What does the cloud have to do with sales and use tax? Plenty! Just ask Carolynn Kranz, managing member of Industry Sales Tax Solutions and Kranz & Associates, PLLC in Washington, D.C., and one of this year’s conference speakers at CRUSH AUSTIN 2017, Avalara’s national tax compliance conference May 2–3 in Austin, Texas. Carolynn told us more about her topic, what CRUSH attendees will learn, and what she is most looking forward to at this year’s conference.

Accounting professionals and business owners are attending CRUSH 2017; why would they need to know more about navigating the cloud to better serve their customers or get their job done?

If a company is not selling cloud-related products and services, they are certainly purchasing them. So, as a result, this is an issue for accountants and businesses — and really all taxpayers — due to major tax implications that vary by state.

The title for your session at CRUSH AUSTIN is “Navigating the Cloud: A Sales & Use Tax Guide.” Tell us what you’re covering in this session.

We’ll talk about the taxability of cloud-computing services, including Software as a Service, Platform as a Service, and Infrastructure as a Service, better known by the acronyms SaaS, PaaS, and IaaS. Attendees will understand five tools to better position their company in the event of an audit or when planning for future cloud purchases, and we’ll dive into other issues, including characterization, sourcing, the impact of contractual language, and more.

What are some of the key concepts you hope attendees take home?

I hope attendees will understand:

  • The basic cloud models
  • The states’ varying approaches to taxing these models
  • Issues that are particular to sellers and purchasers — and issues that can be unique to one another as well
  • Possible remedies for addressing these issues

Why do you feel businesses ignore, or are unaware of, the cloud and the taxability of cloud purchases, and what potential ramifications do the businesses face?

It may be that the business is located in a state that does not tax cloud-related transactions, or that the business is not paying close attention to its high tech spend.

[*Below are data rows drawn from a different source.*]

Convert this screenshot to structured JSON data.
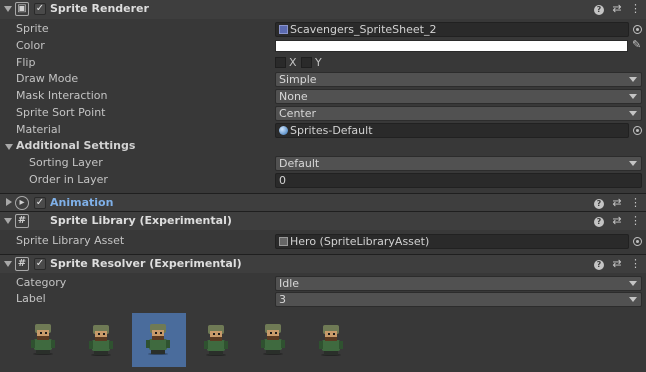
{
  "sprite_renderer": {
    "title": "Sprite Renderer",
    "rows": {
      "sprite_label": "Sprite",
      "sprite_value": "Scavengers_SpriteSheet_2",
      "color_label": "Color",
      "color_value": "#ffffff",
      "flip_label": "Flip",
      "flip_x": "X",
      "flip_y": "Y",
      "draw_mode_label": "Draw Mode",
      "draw_mode_value": "Simple",
      "mask_label": "Mask Interaction",
      "mask_value": "None",
      "sort_point_label": "Sprite Sort Point",
      "sort_point_value": "Center",
      "material_label": "Material",
      "material_value": "Sprites-Default",
      "additional_label": "Additional Settings",
      "sorting_layer_label": "Sorting Layer",
      "sorting_layer_value": "Default",
      "order_label": "Order in Layer",
      "order_value": "0"
    }
  },
  "animation": {
    "title": "Animation"
  },
  "sprite_library": {
    "title": "Sprite Library (Experimental)",
    "asset_label": "Sprite Library Asset",
    "asset_value": "Hero (SpriteLibraryAsset)"
  },
  "sprite_resolver": {
    "title": "Sprite Resolver (Experimental)",
    "category_label": "Category",
    "category_value": "Idle",
    "label_label": "Label",
    "label_value": "3",
    "selected_index": 2,
    "thumbnail_count": 6
  },
  "header_icons": {
    "help": "help-icon",
    "presets": "presets-icon",
    "menu": "kebab-menu-icon"
  },
  "colors": {
    "background": "#383838",
    "header": "#3e3e3e",
    "selection": "#4a6c9c",
    "field": "#2a2a2a",
    "dropdown": "#515151"
  }
}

However, remember that all companies are using the cloud, whether for remotely accessed software, web hosting, data storage, or disaster recovery.

What is one of the points from your session you think is the most impactful?

Sellers have often configured their sales tax system to charge only one state’s tax on a particular transaction, which results in sellers making a taxability determination that often results in one state’s tax being charged on 100 percent of a transaction. Yet, in the case of cloud services, sales tax generally follows the user’s location and is apportioned to multiple states. Therefore, tax is often incorrectly charged by the seller to the purchaser.

How do you feel technology helps speed sales tax compliance and reporting?

When configured properly, technology assures proper tax compliance on a real-time basis, with streamlined reporting and better audit processes.

What are you looking forward to most at CRUSH AUSTIN?

Networking with friends and colleagues.

Join Carolynn for her session, “Navigating the Cloud: A Sales & Use Tax Guide,” on May 2. For more information on CRUSH AUSTIN 2017, visit our website that includes all conference sessions, speaker bios, location information, after-hours activities, and more!